What you are asked to do
All lines of the records below that contain the word "Builder" must be listed.

══ Supplied entries

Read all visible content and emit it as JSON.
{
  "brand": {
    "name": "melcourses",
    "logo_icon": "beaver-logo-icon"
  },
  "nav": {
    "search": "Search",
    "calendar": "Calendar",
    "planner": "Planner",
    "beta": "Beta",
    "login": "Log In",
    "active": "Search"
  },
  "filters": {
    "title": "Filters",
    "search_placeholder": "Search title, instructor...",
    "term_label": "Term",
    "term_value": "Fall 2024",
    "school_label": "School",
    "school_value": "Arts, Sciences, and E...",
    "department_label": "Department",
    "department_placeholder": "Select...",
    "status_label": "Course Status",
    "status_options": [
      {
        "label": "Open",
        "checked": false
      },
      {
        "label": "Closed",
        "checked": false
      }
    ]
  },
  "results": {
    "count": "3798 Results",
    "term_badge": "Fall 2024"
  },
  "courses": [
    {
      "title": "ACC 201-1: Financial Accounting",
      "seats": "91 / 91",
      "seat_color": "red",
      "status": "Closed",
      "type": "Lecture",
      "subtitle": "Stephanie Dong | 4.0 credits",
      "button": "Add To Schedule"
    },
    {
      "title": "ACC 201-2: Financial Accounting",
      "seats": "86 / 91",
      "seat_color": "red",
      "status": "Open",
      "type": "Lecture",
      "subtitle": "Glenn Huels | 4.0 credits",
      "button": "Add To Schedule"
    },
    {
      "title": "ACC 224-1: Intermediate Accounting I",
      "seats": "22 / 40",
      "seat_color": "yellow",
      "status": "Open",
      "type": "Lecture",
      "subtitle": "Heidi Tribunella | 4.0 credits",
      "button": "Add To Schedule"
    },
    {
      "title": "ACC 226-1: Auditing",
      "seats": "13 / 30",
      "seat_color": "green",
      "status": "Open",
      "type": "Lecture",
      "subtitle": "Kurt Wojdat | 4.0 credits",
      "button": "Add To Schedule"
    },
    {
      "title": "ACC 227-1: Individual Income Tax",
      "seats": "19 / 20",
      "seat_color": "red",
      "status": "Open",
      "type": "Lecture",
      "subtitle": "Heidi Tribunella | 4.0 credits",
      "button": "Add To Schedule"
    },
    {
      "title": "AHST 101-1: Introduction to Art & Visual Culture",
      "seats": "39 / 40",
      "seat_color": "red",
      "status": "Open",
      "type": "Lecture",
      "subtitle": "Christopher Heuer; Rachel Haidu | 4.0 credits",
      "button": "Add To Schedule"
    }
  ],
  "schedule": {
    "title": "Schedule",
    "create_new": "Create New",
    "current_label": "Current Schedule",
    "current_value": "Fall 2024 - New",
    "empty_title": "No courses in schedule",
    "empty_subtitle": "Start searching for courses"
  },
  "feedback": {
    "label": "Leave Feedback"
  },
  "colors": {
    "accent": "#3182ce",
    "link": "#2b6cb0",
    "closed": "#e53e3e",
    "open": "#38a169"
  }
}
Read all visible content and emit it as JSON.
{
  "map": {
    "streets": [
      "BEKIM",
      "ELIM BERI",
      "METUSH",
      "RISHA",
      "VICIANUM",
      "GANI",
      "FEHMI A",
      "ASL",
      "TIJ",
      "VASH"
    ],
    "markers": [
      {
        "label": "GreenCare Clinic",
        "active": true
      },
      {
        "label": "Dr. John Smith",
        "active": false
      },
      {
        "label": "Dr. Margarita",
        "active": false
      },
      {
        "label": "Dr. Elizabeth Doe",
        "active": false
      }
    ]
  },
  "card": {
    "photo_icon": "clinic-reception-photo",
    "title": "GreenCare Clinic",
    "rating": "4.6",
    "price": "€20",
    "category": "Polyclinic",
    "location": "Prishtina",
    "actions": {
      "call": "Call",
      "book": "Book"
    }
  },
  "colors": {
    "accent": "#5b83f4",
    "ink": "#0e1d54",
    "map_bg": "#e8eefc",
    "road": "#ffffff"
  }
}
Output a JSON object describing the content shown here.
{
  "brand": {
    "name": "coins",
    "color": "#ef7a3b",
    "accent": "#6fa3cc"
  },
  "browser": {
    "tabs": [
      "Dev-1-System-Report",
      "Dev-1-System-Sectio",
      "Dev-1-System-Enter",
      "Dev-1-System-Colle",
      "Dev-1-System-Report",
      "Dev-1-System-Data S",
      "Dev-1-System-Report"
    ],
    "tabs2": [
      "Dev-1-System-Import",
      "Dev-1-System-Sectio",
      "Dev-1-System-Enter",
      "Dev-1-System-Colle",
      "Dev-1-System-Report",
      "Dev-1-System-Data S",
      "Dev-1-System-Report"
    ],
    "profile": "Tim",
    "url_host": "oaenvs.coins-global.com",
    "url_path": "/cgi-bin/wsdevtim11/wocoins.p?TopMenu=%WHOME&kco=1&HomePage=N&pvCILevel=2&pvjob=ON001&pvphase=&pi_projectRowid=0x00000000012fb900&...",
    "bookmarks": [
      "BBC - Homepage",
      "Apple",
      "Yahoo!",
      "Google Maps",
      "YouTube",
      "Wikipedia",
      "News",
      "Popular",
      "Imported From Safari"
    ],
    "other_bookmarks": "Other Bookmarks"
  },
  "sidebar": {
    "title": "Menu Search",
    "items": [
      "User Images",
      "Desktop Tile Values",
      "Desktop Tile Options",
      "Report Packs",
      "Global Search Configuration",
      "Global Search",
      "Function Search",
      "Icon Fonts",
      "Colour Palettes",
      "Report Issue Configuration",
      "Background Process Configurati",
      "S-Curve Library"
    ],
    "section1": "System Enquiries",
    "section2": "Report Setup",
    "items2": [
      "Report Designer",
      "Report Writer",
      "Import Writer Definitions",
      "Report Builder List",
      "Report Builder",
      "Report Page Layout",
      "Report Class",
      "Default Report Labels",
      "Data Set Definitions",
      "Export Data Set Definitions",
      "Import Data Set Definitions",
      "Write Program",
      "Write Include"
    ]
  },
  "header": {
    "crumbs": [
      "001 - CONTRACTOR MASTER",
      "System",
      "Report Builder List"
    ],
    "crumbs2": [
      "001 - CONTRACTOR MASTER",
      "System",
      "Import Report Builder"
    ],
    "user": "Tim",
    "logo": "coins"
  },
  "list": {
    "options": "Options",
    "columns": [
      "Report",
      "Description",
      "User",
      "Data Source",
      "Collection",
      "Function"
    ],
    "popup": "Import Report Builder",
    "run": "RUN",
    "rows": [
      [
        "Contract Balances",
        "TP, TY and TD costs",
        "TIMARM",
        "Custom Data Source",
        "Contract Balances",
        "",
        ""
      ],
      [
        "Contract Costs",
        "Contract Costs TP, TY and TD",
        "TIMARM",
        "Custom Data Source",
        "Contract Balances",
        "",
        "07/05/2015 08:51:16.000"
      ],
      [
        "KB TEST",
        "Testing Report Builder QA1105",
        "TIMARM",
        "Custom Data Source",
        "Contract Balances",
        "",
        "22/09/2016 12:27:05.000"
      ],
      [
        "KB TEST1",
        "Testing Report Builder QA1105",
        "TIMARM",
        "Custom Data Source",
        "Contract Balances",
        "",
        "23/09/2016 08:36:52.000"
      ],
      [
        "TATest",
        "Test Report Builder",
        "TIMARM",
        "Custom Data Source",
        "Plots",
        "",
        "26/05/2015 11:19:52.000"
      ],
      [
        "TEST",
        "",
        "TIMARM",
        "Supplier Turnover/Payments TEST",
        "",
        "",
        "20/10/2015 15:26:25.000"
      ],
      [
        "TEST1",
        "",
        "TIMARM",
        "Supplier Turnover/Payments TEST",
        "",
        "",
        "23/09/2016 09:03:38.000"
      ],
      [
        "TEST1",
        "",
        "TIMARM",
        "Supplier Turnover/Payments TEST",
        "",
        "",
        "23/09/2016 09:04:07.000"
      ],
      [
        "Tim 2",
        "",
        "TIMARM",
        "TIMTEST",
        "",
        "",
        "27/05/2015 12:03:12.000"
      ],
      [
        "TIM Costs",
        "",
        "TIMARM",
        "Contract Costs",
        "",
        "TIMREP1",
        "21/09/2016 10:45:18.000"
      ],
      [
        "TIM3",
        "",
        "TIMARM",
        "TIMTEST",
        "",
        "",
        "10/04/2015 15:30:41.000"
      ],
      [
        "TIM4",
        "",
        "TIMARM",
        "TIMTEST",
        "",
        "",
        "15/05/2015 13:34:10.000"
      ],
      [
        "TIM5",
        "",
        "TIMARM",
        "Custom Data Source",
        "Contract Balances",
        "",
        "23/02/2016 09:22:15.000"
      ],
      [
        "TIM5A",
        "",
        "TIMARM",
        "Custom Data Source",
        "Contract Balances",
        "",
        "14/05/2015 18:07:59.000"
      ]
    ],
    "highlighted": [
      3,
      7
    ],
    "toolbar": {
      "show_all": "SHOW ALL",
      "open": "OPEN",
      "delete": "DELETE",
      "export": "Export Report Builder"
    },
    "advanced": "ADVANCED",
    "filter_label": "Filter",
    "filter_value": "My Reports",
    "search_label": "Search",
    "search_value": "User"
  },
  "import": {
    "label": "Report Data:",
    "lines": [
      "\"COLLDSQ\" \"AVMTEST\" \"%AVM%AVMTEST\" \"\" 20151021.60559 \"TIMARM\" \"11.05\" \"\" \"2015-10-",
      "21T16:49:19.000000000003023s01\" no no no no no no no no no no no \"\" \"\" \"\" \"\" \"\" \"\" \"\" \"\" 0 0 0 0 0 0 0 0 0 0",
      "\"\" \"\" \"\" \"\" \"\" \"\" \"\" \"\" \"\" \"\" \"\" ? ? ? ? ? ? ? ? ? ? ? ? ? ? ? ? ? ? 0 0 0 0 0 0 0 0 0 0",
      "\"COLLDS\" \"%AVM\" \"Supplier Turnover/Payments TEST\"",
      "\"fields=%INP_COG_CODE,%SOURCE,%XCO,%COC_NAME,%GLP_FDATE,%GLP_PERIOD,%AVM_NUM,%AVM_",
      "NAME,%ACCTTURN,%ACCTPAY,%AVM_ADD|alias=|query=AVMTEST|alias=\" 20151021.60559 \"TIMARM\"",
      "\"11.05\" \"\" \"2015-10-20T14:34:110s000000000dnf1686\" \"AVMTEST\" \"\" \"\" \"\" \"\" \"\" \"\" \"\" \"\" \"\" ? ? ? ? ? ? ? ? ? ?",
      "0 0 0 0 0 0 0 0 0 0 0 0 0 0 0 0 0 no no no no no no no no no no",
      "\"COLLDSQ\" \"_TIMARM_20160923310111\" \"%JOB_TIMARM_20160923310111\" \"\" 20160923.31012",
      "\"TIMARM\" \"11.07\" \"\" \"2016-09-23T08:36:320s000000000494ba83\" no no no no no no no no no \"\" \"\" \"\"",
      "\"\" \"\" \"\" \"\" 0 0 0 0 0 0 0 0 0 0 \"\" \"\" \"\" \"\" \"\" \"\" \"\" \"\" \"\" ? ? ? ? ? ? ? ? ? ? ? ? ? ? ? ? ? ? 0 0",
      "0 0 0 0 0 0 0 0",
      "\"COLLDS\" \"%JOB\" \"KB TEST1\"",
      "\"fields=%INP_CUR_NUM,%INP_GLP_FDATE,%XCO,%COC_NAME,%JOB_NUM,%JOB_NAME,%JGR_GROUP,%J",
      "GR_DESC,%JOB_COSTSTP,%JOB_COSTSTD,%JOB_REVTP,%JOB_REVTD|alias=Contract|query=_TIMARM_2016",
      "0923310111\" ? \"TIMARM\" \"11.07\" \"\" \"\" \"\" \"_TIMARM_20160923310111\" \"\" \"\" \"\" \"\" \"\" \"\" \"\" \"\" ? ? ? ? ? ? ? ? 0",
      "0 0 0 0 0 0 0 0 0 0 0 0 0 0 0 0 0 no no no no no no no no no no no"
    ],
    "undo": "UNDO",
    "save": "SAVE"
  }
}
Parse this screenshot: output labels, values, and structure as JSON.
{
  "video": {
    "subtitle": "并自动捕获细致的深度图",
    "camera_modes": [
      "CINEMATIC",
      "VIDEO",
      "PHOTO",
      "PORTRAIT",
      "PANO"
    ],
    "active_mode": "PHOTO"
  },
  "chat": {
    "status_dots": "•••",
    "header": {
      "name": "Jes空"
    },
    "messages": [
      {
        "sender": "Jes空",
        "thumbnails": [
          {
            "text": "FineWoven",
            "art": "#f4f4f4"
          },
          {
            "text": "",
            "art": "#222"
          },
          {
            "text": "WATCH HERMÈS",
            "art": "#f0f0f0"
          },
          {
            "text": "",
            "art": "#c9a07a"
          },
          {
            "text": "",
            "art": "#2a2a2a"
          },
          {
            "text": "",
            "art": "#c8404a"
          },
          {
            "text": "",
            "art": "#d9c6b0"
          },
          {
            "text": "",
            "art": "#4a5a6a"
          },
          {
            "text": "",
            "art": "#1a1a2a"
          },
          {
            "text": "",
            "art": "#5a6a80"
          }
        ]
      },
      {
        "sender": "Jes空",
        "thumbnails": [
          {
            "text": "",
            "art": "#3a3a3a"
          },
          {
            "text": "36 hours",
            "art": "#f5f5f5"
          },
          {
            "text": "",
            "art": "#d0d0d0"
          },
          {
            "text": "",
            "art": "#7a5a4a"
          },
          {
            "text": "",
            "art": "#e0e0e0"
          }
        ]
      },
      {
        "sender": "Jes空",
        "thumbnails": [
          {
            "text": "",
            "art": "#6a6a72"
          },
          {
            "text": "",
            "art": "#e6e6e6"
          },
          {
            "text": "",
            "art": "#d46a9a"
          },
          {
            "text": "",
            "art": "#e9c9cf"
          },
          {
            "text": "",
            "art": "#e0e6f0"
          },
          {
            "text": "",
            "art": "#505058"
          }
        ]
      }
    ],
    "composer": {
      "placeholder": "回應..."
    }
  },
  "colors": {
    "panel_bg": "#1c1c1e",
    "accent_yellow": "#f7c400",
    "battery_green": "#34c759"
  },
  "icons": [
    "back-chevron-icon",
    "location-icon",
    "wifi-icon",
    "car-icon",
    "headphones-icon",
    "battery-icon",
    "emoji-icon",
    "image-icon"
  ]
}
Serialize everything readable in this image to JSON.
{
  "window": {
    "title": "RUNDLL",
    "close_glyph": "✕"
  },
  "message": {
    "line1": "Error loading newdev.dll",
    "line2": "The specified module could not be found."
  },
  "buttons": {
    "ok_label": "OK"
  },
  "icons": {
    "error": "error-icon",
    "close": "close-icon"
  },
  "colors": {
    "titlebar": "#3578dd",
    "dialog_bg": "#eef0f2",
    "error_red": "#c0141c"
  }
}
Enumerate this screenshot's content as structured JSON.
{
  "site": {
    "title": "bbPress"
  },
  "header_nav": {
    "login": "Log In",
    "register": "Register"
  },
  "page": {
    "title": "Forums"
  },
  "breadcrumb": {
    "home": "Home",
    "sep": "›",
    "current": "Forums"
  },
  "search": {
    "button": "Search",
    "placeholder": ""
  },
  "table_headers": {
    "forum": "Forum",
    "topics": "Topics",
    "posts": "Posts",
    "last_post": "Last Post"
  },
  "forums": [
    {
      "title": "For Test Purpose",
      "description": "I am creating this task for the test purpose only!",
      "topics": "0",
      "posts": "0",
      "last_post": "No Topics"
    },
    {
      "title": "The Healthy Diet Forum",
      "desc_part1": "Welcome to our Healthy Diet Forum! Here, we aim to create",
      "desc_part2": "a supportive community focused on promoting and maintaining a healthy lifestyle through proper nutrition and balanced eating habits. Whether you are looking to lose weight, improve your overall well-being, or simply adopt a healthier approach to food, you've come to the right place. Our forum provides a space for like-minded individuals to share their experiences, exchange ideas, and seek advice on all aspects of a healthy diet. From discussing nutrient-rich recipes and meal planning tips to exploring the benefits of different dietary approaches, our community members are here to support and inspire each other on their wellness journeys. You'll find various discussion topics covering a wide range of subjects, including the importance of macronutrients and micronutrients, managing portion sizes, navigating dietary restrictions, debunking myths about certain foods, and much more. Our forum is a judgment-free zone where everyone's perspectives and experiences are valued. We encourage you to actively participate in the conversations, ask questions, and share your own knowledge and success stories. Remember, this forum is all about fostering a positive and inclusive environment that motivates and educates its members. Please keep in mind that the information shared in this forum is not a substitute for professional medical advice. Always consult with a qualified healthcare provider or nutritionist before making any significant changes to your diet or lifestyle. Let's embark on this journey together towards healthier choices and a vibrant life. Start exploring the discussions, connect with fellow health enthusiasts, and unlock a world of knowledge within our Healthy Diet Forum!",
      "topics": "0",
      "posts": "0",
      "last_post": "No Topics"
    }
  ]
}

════

Reply to the task
      "Report Builder List",
      "Report Builder",
      "Report Builder List"
      "Import Report Builder"
    "popup": "Import Report Builder",
        "Testing Report Builder QA1105",
        "Testing Report Builder QA1105",
        "Test Report Builder",
      "export": "Export Report Builder"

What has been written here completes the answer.